--- The task ---
An exact copy of all the entries is what is needed here.

[Opening Supplied information section]

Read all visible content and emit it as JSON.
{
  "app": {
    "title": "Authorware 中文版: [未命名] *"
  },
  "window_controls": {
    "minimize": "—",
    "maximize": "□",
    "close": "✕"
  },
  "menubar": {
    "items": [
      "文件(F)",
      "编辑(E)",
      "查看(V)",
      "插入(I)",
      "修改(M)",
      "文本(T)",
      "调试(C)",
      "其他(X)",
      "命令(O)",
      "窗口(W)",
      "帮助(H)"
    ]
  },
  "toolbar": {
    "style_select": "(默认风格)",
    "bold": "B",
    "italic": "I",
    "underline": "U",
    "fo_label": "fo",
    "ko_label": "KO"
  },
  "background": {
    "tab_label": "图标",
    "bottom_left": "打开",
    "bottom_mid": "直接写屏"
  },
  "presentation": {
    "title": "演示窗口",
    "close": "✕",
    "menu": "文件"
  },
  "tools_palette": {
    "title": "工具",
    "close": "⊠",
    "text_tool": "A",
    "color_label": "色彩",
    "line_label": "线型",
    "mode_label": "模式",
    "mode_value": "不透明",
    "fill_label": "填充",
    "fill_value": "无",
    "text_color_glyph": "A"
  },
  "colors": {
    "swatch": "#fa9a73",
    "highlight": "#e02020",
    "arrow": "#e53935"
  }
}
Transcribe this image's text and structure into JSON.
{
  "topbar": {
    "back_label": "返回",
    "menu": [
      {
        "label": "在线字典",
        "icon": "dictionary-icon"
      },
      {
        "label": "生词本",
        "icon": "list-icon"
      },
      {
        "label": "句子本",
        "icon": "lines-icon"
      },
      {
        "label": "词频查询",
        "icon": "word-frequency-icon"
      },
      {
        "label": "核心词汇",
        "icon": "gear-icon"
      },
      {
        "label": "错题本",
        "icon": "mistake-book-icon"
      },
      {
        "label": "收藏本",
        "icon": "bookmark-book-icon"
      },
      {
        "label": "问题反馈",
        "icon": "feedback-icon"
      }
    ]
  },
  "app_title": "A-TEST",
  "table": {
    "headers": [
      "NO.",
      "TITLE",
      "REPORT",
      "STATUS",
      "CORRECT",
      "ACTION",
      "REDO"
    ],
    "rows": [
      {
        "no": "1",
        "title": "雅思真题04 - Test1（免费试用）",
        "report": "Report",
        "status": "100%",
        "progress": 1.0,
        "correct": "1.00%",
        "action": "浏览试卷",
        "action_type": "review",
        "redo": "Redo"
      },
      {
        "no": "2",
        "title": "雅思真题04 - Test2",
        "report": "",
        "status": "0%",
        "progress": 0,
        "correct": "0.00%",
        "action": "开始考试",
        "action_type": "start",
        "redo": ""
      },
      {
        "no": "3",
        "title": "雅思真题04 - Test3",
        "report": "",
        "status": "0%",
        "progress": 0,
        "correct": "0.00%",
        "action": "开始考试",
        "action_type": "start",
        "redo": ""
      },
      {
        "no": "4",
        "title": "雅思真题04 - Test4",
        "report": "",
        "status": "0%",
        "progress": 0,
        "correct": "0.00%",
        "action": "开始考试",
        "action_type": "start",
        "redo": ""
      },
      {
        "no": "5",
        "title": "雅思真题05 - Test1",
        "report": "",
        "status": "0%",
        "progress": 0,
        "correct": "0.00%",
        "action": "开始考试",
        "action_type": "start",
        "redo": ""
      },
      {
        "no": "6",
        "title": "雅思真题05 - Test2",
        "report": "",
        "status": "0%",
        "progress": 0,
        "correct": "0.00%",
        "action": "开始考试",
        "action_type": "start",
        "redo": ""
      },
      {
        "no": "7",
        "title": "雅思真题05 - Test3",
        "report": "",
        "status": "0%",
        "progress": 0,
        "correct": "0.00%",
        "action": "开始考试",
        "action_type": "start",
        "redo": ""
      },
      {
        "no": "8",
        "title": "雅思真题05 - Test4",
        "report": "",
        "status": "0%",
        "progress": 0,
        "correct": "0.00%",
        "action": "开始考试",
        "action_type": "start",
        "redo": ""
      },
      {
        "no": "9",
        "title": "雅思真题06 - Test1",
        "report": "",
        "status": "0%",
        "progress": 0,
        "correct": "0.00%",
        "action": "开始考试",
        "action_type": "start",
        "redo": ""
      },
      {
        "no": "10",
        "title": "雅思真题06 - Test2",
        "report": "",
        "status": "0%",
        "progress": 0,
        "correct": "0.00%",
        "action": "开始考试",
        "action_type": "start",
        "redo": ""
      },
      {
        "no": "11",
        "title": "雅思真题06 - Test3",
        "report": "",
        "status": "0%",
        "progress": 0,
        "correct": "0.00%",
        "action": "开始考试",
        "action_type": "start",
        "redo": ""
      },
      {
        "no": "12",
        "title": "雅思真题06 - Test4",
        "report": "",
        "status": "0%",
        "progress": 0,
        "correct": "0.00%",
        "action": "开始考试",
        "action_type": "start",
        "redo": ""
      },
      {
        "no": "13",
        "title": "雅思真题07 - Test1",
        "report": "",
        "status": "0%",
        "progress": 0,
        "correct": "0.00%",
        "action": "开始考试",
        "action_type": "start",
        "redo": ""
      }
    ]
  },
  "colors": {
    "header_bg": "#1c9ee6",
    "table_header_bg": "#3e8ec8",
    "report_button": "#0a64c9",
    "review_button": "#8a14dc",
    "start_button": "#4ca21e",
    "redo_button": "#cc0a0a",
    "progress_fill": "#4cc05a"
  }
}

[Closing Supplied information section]

--- Task result ---
Read all visible content and emit it as JSON.
{
  "app": {
    "title": "Authorware 中文版: [未命名] *"
  },
  "window_controls": {
    "minimize": "—",
    "maximize": "□",
    "close": "✕"
  },
  "menubar": {
    "items": [
      "文件(F)",
      "编辑(E)",
      "查看(V)",
      "插入(I)",
      "修改(M)",
      "文本(T)",
      "调试(C)",
      "其他(X)",
      "命令(O)",
      "窗口(W)",
      "帮助(H)"
    ]
  },
  "toolbar": {
    "style_select": "(默认风格)",
    "bold": "B",
    "italic": "I",
    "underline": "U",
    "fo_label": "fo",
    "ko_label": "KO"
  },
  "background": {
    "tab_label": "图标",
    "bottom_left": "打开",
    "bottom_mid": "直接写屏"
  },
  "presentation": {
    "title": "演示窗口",
    "close": "✕",
    "menu": "文件"
  },
  "tools_palette": {
    "title": "工具",
    "close": "⊠",
    "text_tool": "A",
    "color_label": "色彩",
    "line_label": "线型",
    "mode_label": "模式",
    "mode_value": "不透明",
    "fill_label": "填充",
    "fill_value": "无",
    "text_color_glyph": "A"
  },
  "colors": {
    "swatch": "#fa9a73",
    "highlight": "#e02020",
    "arrow": "#e53935"
  }
}
Transcribe this image's text and structure into JSON.
{
  "topbar": {
    "back_label": "返回",
    "menu": [
      {
        "label": "在线字典",
        "icon": "dictionary-icon"
      },
      {
        "label": "生词本",
        "icon": "list-icon"
      },
      {
        "label": "句子本",
        "icon": "lines-icon"
      },
      {
        "label": "词频查询",
        "icon": "word-frequency-icon"
      },
      {
        "label": "核心词汇",
        "icon": "gear-icon"
      },
      {
        "label": "错题本",
        "icon": "mistake-book-icon"
      },
      {
        "label": "收藏本",
        "icon": "bookmark-book-icon"
      },
      {
        "label": "问题反馈",
        "icon": "feedback-icon"
      }
    ]
  },
  "app_title": "A-TEST",
  "table": {
    "headers": [
      "NO.",
      "TITLE",
      "REPORT",
      "STATUS",
      "CORRECT",
      "ACTION",
      "REDO"
    ],
    "rows": [
      {
        "no": "1",
        "title": "雅思真题04 - Test1（免费试用）",
        "report": "Report",
        "status": "100%",
        "progress": 1.0,
        "correct": "1.00%",
        "action": "浏览试卷",
        "action_type": "review",
        "redo": "Redo"
      },
      {
        "no": "2",
        "title": "雅思真题04 - Test2",
        "report": "",
        "status": "0%",
        "progress": 0,
        "correct": "0.00%",
        "action": "开始考试",
        "action_type": "start",
        "redo": ""
      },
      {
        "no": "3",
        "title": "雅思真题04 - Test3",
        "report": "",
        "status": "0%",
        "progress": 0,
        "correct": "0.00%",
        "action": "开始考试",
        "action_type": "start",
        "redo": ""
      },
      {
        "no": "4",
        "title": "雅思真题04 - Test4",
        "report": "",
        "status": "0%",
        "progress": 0,
        "correct": "0.00%",
        "action": "开始考试",
        "action_type": "start",
        "redo": ""
      },
      {
        "no": "5",
        "title": "雅思真题05 - Test1",
        "report": "",
        "status": "0%",
        "progress": 0,
        "correct": "0.00%",
        "action": "开始考试",
        "action_type": "start",
        "redo": ""
      },
      {
        "no": "6",
        "title": "雅思真题05 - Test2",
        "report": "",
        "status": "0%",
        "progress": 0,
        "correct": "0.00%",
        "action": "开始考试",
        "action_type": "start",
        "redo": ""
      },
      {
        "no": "7",
        "title": "雅思真题05 - Test3",
        "report": "",
        "status": "0%",
        "progress": 0,
        "correct": "0.00%",
        "action": "开始考试",
        "action_type": "start",
        "redo": ""
      },
      {
        "no": "8",
        "title": "雅思真题05 - Test4",
        "report": "",
        "status": "0%",
        "progress": 0,
        "correct": "0.00%",
        "action": "开始考试",
        "action_type": "start",
        "redo": ""
      },
      {
        "no": "9",
        "title": "雅思真题06 - Test1",
        "report": "",
        "status": "0%",
        "progress": 0,
        "correct": "0.00%",
        "action": "开始考试",
        "action_type": "start",
        "redo": ""
      },
      {
        "no": "10",
        "title": "雅思真题06 - Test2",
        "report": "",
        "status": "0%",
        "progress": 0,
        "correct": "0.00%",
        "action": "开始考试",
        "action_type": "start",
        "redo": ""
      },
      {
        "no": "11",
        "title": "雅思真题06 - Test3",
        "report": "",
        "status": "0%",
        "progress": 0,
        "correct": "0.00%",
        "action": "开始考试",
        "action_type": "start",
        "redo": ""
      },
      {
        "no": "12",
        "title": "雅思真题06 - Test4",
        "report": "",
        "status": "0%",
        "progress": 0,
        "correct": "0.00%",
        "action": "开始考试",
        "action_type": "start",
        "redo": ""
      },
      {
        "no": "13",
        "title": "雅思真题07 - Test1",
        "report": "",
        "status": "0%",
        "progress": 0,
        "correct": "0.00%",
        "action": "开始考试",
        "action_type": "start",
        "redo": ""
      }
    ]
  },
  "colors": {
    "header_bg": "#1c9ee6",
    "table_header_bg": "#3e8ec8",
    "report_button": "#0a64c9",
    "review_button": "#8a14dc",
    "start_button": "#4ca21e",
    "redo_button": "#cc0a0a",
    "progress_fill": "#4cc05a"
  }
}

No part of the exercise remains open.